Start of DATA TO PROCESS
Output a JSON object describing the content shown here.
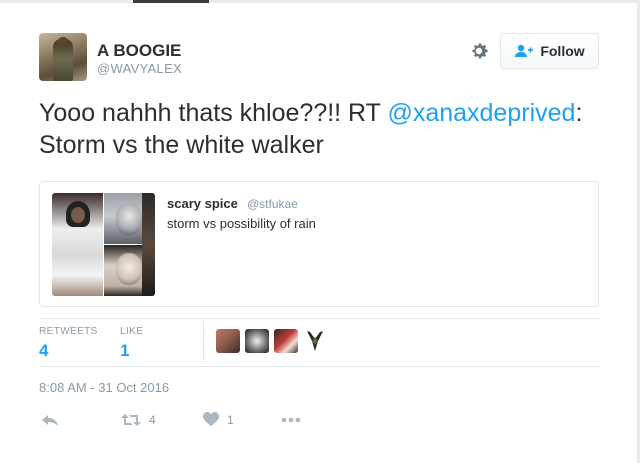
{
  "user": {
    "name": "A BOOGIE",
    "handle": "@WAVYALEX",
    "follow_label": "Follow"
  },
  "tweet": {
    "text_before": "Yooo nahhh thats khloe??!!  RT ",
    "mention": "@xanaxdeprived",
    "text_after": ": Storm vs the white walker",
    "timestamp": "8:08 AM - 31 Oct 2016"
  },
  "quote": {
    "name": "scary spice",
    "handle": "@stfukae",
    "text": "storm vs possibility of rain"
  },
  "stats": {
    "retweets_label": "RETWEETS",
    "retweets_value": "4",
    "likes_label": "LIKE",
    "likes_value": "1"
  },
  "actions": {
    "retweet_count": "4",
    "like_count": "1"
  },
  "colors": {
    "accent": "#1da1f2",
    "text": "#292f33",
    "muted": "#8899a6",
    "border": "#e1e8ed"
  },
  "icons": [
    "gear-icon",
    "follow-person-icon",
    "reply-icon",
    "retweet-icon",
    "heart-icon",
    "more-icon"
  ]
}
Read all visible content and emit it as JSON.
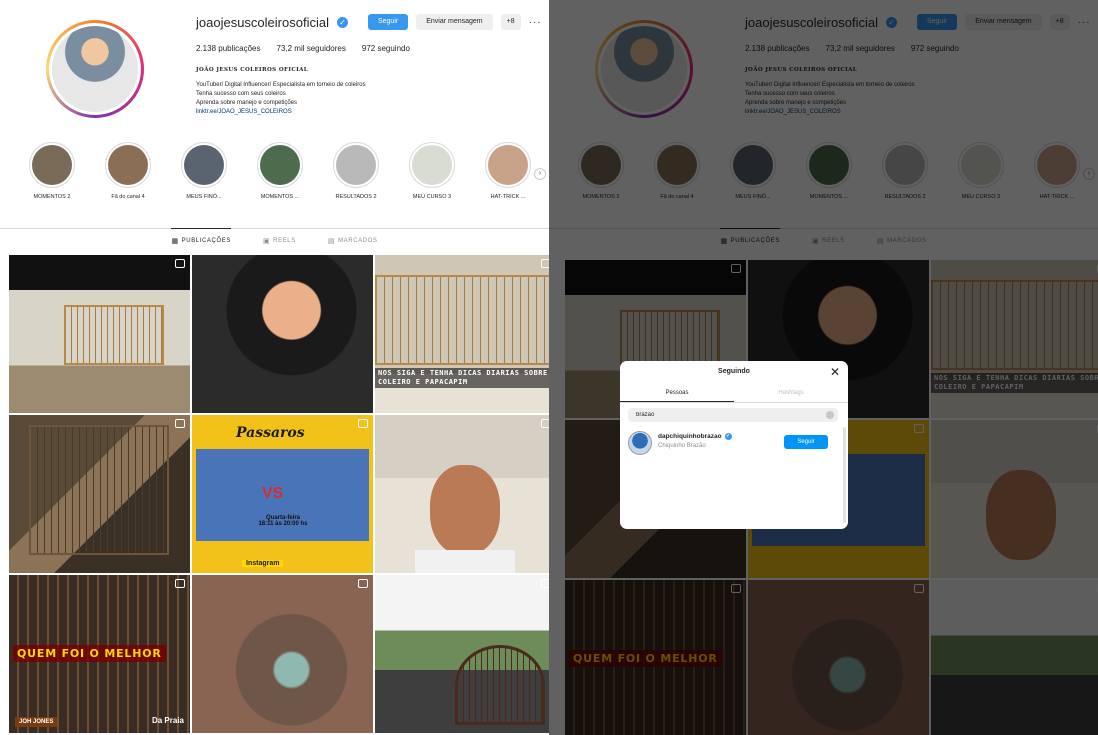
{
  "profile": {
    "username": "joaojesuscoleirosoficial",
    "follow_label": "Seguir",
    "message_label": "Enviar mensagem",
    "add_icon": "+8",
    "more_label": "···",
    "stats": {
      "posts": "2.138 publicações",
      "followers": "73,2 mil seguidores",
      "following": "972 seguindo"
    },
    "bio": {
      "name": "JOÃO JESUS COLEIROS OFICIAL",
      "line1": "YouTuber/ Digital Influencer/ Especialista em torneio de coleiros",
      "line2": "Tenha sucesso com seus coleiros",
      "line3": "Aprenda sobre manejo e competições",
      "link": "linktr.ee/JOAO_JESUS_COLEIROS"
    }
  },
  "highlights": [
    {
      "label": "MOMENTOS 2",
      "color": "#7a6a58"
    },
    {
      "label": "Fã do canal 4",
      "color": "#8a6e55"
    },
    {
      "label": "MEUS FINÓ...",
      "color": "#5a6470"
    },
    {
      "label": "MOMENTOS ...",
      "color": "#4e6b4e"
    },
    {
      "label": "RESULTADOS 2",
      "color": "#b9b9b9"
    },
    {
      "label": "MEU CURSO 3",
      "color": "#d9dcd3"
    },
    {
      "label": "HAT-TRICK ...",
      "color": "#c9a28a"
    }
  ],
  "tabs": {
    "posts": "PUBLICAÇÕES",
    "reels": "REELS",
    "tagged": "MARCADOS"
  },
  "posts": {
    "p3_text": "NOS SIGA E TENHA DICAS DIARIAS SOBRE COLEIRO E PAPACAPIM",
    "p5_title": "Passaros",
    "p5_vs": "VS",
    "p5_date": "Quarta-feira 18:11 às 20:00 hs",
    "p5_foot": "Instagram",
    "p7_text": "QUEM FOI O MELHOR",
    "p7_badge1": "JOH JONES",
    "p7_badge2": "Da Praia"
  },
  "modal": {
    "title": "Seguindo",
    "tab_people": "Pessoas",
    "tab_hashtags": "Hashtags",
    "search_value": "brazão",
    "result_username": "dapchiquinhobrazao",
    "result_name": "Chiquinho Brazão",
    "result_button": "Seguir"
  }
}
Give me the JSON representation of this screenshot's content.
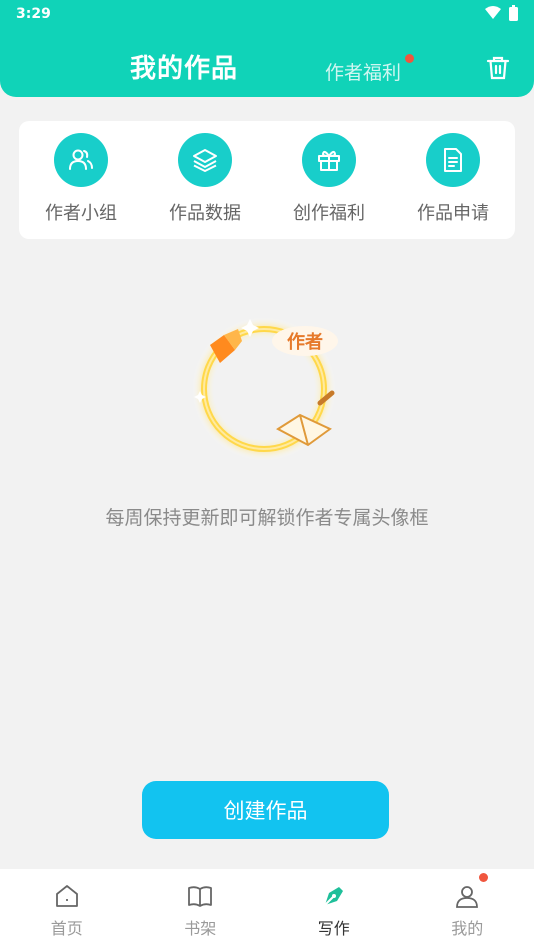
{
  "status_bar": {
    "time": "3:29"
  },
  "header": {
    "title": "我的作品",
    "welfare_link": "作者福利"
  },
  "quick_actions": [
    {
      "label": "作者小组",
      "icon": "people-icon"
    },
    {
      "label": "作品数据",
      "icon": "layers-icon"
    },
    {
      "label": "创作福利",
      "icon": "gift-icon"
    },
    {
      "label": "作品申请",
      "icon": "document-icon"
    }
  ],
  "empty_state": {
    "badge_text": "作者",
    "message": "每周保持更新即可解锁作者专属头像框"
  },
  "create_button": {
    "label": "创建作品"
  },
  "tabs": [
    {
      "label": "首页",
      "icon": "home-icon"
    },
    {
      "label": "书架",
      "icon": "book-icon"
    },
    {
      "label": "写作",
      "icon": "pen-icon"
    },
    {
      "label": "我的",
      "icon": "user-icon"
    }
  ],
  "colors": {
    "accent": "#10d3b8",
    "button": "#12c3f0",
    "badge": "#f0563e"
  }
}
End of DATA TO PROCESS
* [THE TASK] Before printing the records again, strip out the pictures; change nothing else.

* [ANSWER TO THE PROBLEM]
Output a JSON object describing the content shown here.
{
  "user": {
    "name": "A BOOGIE",
    "handle": "@WAVYALEX",
    "follow_label": "Follow"
  },
  "tweet": {
    "text_before": "Yooo nahhh thats khloe??!!  RT ",
    "mention": "@xanaxdeprived",
    "text_after": ": Storm vs the white walker",
    "timestamp": "8:08 AM - 31 Oct 2016"
  },
  "quote": {
    "name": "scary spice",
    "handle": "@stfukae",
    "text": "storm vs possibility of rain"
  },
  "stats": {
    "retweets_label": "RETWEETS",
    "retweets_value": "4",
    "likes_label": "LIKE",
    "likes_value": "1"
  },
  "actions": {
    "retweet_count": "4",
    "like_count": "1"
  },
  "colors": {
    "accent": "#1da1f2",
    "text": "#292f33",
    "muted": "#8899a6",
    "border": "#e1e8ed"
  },
  "icons": [
    "gear-icon",
    "follow-person-icon",
    "reply-icon",
    "retweet-icon",
    "heart-icon",
    "more-icon"
  ]
}
Read all visible content and emit it as JSON.
{
  "profile": {
    "username": "joaojesuscoleirosoficial",
    "follow_label": "Seguir",
    "message_label": "Enviar mensagem",
    "add_icon": "+8",
    "more_label": "···",
    "stats": {
      "posts": "2.138 publicações",
      "followers": "73,2 mil seguidores",
      "following": "972 seguindo"
    },
    "bio": {
      "name": "JOÃO JESUS COLEIROS OFICIAL",
      "line1": "YouTuber/ Digital Influencer/ Especialista em torneio de coleiros",
      "line2": "Tenha sucesso com seus coleiros",
      "line3": "Aprenda sobre manejo e competições",
      "link": "linktr.ee/JOAO_JESUS_COLEIROS"
    }
  },
  "highlights": [
    {
      "label": "MOMENTOS 2",
      "color": "#7a6a58"
    },
    {
      "label": "Fã do canal 4",
      "color": "#8a6e55"
    },
    {
      "label": "MEUS FINÓ...",
      "color": "#5a6470"
    },
    {
      "label": "MOMENTOS ...",
      "color": "#4e6b4e"
    },
    {
      "label": "RESULTADOS 2",
      "color": "#b9b9b9"
    },
    {
      "label": "MEU CURSO 3",
      "color": "#d9dcd3"
    },
    {
      "label": "HAT-TRICK ...",
      "color": "#c9a28a"
    }
  ],
  "tabs": {
    "posts": "PUBLICAÇÕES",
    "reels": "REELS",
    "tagged": "MARCADOS"
  },
  "posts": {
    "p3_text": "NOS SIGA E TENHA DICAS DIARIAS SOBRE COLEIRO E PAPACAPIM",
    "p5_title": "Passaros",
    "p5_vs": "VS",
    "p5_date": "Quarta-feira 18:11 às 20:00 hs",
    "p5_foot": "Instagram",
    "p7_text": "QUEM FOI O MELHOR",
    "p7_badge1": "JOH JONES",
    "p7_badge2": "Da Praia"
  },
  "modal": {
    "title": "Seguindo",
    "tab_people": "Pessoas",
    "tab_hashtags": "Hashtags",
    "search_value": "brazão",
    "result_username": "dapchiquinhobrazao",
    "result_name": "Chiquinho Brazão",
    "result_button": "Seguir"
  }
}
Give me the JSON representation of this screenshot's content.
{
  "status_bar": {
    "time": "3:29"
  },
  "header": {
    "title": "我的作品",
    "welfare_link": "作者福利"
  },
  "quick_actions": [
    {
      "label": "作者小组",
      "icon": "people-icon"
    },
    {
      "label": "作品数据",
      "icon": "layers-icon"
    },
    {
      "label": "创作福利",
      "icon": "gift-icon"
    },
    {
      "label": "作品申请",
      "icon": "document-icon"
    }
  ],
  "empty_state": {
    "badge_text": "作者",
    "message": "每周保持更新即可解锁作者专属头像框"
  },
  "create_button": {
    "label": "创建作品"
  },
  "tabs": [
    {
      "label": "首页",
      "icon": "home-icon"
    },
    {
      "label": "书架",
      "icon": "book-icon"
    },
    {
      "label": "写作",
      "icon": "pen-icon"
    },
    {
      "label": "我的",
      "icon": "user-icon"
    }
  ],
  "colors": {
    "accent": "#10d3b8",
    "button": "#12c3f0",
    "badge": "#f0563e"
  }
}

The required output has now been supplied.